The completion of £500,000-worth of repairs to a 900-year-old church roof means “it’s no longer raining inside”.
A routine, five-year inspection of Wisbech parish church in Cambridgeshire during 2017 uncovered a leaking roof, rotten timbers and cracked masonry.
Church treasurer Val Spriggs said she was “almost paralysed with fear” when she heard the size of the repair bill.
With the roof restored and rebuilt, she felt “very emotional on the day the scaffolding came down”.
Grade I-listed St Peter and St Paul’s was placed on Historic England’s At Risk Register after the extent of the damage was revealed.
Mrs Spriggs approached the architect behind the inspection for advice and he said he would help with a National Heritage Lottery Fund bid.
To help the application “stand out”, they offered a programme for local school children to learn more about the building, its context and history.
As a result, pupils learned how to write news reports and made and illustrated a church guide, for use by children, aided by a journalist from the Fenland Citizen.
The team of parishioners, jointly led by church warden Trevor Wright, also wanted to “add loos and a kitchen”, so the ancient building could be “a church for the future” and used by the community for events or fundraisers, added Mrs Spriggs.
The bid was successful and eventually the church received about £700,000, including more than £400,000 from the Heritage Lottery Fund and more than £300,000 from other grants, plus a bequest from parishioner Anne Carlisle.
Building work began in April 2021 and the roof has recently been completed, with other works around the church being finished off.
The priest-in-charge, Rev Canon Matthew Bradbury, said: “It’s no longer raining inside the church.”
He paid tribute to the “diligence and flair” of Mrs Spriggs and the skills of the restoration’s craftsmen.

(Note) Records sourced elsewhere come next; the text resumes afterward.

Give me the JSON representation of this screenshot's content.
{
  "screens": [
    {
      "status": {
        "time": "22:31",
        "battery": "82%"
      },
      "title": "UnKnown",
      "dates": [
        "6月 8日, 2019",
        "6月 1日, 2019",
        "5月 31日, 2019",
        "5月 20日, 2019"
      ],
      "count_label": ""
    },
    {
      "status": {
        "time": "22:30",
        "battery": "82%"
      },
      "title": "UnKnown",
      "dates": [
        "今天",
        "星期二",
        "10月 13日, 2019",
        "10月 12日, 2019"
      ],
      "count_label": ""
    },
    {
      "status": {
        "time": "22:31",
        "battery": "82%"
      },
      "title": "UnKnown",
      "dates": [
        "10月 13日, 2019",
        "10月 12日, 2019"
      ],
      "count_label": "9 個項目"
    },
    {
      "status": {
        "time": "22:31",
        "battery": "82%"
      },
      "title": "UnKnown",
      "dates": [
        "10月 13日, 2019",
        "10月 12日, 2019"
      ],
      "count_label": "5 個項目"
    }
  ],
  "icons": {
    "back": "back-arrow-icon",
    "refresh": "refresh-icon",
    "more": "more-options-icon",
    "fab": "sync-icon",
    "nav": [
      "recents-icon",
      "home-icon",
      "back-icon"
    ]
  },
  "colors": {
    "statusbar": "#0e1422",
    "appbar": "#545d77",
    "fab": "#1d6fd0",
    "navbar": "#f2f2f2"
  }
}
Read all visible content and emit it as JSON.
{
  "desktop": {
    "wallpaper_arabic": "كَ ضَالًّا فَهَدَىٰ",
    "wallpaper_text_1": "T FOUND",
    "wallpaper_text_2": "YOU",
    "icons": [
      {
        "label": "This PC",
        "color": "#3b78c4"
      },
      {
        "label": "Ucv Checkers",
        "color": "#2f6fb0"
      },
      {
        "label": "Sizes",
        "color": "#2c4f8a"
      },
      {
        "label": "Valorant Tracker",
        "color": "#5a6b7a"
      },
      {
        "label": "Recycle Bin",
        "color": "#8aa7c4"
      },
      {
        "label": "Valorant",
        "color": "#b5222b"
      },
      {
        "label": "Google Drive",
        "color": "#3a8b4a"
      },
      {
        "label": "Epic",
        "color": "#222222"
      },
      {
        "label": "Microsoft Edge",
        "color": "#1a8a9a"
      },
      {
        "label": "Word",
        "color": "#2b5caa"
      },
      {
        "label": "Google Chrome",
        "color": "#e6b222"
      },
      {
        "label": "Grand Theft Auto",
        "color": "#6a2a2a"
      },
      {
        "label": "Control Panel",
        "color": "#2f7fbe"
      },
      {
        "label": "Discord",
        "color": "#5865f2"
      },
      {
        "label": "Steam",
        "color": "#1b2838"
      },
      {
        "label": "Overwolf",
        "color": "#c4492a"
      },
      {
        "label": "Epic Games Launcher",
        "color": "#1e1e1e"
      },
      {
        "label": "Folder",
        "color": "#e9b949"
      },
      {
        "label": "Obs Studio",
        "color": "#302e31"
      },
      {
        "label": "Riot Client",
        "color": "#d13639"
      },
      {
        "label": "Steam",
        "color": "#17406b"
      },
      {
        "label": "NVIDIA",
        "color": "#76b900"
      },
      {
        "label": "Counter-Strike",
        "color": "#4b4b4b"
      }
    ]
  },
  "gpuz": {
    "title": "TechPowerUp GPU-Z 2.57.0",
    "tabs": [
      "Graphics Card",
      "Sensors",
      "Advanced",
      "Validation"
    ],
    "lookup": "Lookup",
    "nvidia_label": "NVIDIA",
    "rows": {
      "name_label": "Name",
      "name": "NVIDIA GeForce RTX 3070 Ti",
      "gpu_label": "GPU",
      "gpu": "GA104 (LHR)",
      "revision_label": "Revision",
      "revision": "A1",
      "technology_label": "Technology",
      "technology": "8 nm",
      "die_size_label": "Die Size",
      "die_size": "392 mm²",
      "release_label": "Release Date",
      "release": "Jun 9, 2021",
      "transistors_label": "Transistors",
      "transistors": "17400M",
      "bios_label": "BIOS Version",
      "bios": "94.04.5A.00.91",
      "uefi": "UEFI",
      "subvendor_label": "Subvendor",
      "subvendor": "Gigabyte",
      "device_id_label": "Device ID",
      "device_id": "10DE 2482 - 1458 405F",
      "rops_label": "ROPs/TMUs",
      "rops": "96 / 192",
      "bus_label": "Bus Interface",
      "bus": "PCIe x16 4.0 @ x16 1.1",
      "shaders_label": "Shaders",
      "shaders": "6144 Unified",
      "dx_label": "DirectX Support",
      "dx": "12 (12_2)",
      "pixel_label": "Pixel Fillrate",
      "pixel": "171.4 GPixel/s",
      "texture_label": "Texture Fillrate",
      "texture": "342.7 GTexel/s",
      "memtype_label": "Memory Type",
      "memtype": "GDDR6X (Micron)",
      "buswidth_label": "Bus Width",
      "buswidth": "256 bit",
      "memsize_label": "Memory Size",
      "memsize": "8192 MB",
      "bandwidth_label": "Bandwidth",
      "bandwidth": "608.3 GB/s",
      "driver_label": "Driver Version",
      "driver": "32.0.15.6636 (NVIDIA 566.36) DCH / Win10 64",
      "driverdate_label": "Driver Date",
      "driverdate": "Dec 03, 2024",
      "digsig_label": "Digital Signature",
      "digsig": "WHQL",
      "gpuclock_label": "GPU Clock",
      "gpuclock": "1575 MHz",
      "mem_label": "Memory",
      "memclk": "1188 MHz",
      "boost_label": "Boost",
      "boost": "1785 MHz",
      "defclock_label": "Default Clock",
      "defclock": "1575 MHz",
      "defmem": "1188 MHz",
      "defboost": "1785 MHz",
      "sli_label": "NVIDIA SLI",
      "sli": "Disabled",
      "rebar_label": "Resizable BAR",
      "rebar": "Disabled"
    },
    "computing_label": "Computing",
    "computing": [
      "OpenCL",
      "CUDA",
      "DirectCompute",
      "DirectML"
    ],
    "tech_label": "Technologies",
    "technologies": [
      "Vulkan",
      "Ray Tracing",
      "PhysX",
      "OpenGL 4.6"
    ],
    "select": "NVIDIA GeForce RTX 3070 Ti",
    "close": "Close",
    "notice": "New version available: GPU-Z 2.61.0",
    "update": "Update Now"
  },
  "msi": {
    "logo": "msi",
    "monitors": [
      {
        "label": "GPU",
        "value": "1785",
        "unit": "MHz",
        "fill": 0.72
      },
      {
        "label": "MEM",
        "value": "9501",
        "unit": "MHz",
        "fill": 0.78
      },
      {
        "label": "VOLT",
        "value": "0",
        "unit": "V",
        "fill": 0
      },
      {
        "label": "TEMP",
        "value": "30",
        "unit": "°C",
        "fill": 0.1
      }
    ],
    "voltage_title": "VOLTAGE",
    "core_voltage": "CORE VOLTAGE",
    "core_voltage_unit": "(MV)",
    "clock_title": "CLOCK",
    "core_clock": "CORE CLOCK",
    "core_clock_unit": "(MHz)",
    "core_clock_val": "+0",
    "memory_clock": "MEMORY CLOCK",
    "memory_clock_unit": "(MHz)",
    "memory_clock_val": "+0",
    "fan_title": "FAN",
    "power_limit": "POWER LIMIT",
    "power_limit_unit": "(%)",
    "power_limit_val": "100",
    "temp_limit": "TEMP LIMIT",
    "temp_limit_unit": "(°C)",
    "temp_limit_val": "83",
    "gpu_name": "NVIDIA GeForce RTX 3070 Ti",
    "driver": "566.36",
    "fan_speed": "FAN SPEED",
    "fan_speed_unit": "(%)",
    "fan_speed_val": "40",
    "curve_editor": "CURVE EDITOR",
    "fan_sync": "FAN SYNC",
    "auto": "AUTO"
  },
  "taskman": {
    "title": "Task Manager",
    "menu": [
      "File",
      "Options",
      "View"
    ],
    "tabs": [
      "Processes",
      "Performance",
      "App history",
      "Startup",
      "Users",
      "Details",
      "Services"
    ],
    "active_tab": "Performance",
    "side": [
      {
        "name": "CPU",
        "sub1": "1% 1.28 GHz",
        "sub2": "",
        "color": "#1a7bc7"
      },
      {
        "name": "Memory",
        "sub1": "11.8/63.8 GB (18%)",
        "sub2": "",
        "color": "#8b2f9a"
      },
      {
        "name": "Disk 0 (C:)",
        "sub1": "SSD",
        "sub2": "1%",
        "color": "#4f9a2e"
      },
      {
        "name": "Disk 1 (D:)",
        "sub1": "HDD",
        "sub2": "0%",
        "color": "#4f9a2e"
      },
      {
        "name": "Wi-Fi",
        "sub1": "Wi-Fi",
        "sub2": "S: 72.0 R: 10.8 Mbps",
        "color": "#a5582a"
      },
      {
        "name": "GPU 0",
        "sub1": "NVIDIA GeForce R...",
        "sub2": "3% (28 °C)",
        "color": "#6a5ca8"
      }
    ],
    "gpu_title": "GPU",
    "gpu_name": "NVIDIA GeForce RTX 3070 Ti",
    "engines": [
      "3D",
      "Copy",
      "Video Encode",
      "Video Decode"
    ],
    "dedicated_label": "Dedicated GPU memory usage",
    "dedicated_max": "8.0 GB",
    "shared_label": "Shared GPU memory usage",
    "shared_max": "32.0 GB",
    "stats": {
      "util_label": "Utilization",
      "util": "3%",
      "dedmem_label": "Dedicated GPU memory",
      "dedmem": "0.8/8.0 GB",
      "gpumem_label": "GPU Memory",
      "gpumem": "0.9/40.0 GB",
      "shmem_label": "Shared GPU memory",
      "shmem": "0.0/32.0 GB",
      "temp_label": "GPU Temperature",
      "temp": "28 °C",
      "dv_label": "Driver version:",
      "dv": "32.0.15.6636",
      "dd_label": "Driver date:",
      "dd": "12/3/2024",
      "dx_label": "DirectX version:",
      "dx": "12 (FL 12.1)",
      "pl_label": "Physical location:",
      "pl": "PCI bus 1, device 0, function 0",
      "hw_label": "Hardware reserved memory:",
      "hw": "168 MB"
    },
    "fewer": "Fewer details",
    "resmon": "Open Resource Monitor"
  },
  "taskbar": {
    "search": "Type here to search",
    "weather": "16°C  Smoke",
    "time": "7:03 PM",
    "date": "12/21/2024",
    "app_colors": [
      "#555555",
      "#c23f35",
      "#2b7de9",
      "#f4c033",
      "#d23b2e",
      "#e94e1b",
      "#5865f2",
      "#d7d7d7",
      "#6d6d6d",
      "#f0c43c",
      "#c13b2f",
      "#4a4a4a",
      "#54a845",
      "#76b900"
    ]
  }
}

The church continues to work with pupils from the Orchards Church of England Academy, who are regular visitors.